The original Banja Luka Cathedral, called the Church of the Holy Trinity, was built between the two World Wars in downtown Banja Luka. The building of the Cathedral lasted from 1925 to 1929, and it was officially consecrated on Ascension Day, 1939. During the incendiary bombing conducted by the Germans on April 12, 1941, the Cathedral was damaged, with the altar area being the most heavily hit. In May of that year, the Ustase [Fr. James’ note: These were Croatian Nazis, who also controlled most of Bosnia. They were responsible for the deaths of around 500,000 Serbs. They were so brutal and cruel that even the Nazis had to scold them for their cruelty!] declared the Cathedral to be the “Shame of the Town,” and they ordered the Serbs, Jews, and Gypsies of the town to tear it down brick by brick.
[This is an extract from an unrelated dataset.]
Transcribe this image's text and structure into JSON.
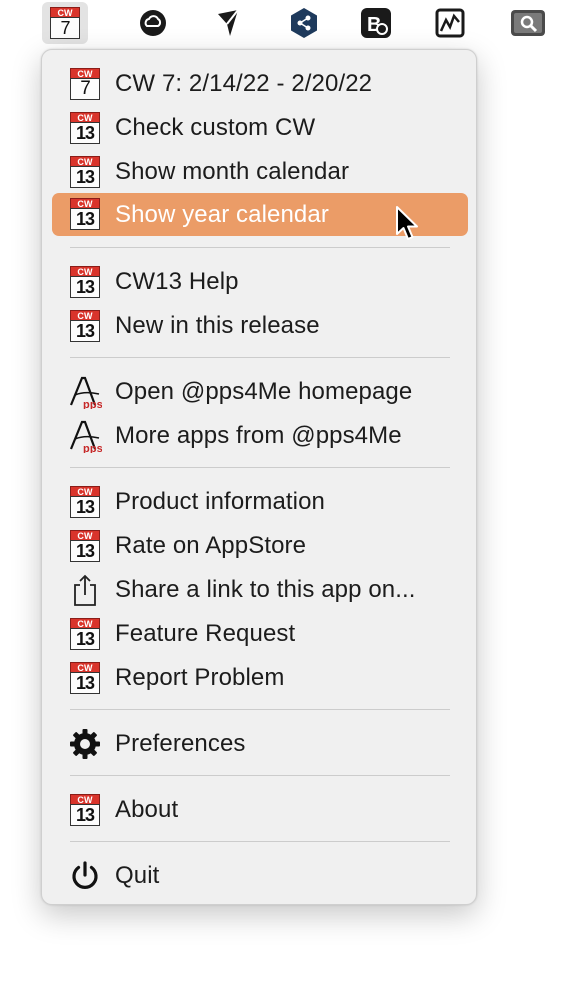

For more than half a century after the Second World War, many new buildings were built in Banja Luka. The city authorities, however, would not allow the reconstruction of the destroyed Cathedral. Not long after the war, a monument to fallen soldiers was erected on the very spot where the Cathedral had been. At the beginning of the 1990’s, the Diocese of Banja Luka obtained permission to rebuild the Cathedral, and the war memorial was moved to a nearby location. The rebuilding of the Cathedral began in 1993 with the blessing of the grounds. This blessing was done by the Serbian Patriarch PAVLE, along with many hierarchs and clergy of the Serbian Orthodox Church. The Cathedral was rebuilt under the name The Cathedral of Christ the Savior, because between 1963 and 1969, another cathedral had been built under the name Church of the Holy Trinity. This church served as a sort of monument to the destroyed Cathedral, which the Orthodox faithful of Banja Luka thought they would never receive permission to rebuild. [Fr. James’ note: And this the Church where I fell in love with the Divine Liturgy. Needless to say, it is also very special to me!]
The Cathedral is constructed of red and yellow bricks that were imported from the Middle East…The walls have three major components: stone, reinforced concrete, and brick. The kupolas are covered with golden slaked lime, imported from Siberia. The construction of the Cathedral was completed on 26 September, 2004, when the first Divine Liturgy was served. The Liturgy was served by eight hierarchs, along with priests and deacons of the Banja Luka diocese, in the presence of thousands of faithful.
The current Cathedral is architecturally identical to the pre-War one, and it is the tallest house of worship in Banja Luka, with a bell tower taller than 47 meters and kupolas that are 22.5 meters tall. It holds (comfortably) between 800 and 1000 worshippers.
May 28, 2009 (Holy Ascension): The Cathedral is Consecrated
Bishop JEFREM of Banja Luka consecrated the Cathedral on Ascension Day, 2009. “The Cathedral is our spiritual ladder that lifts us up to heaven. It connects us with not only with God but also with those who came before us, who wanted to experience this moment of glory and joy, as well as with our descendants, who will remember us at this place and will overflow with pride toward the greatness of the sacrifices made to bring about this work,” stated Bishop JEFREM during the consecration ceremony. Several thousand faithful were present at the consecration service. [Wish I could have been there!]
The iconostasis of the Cathedral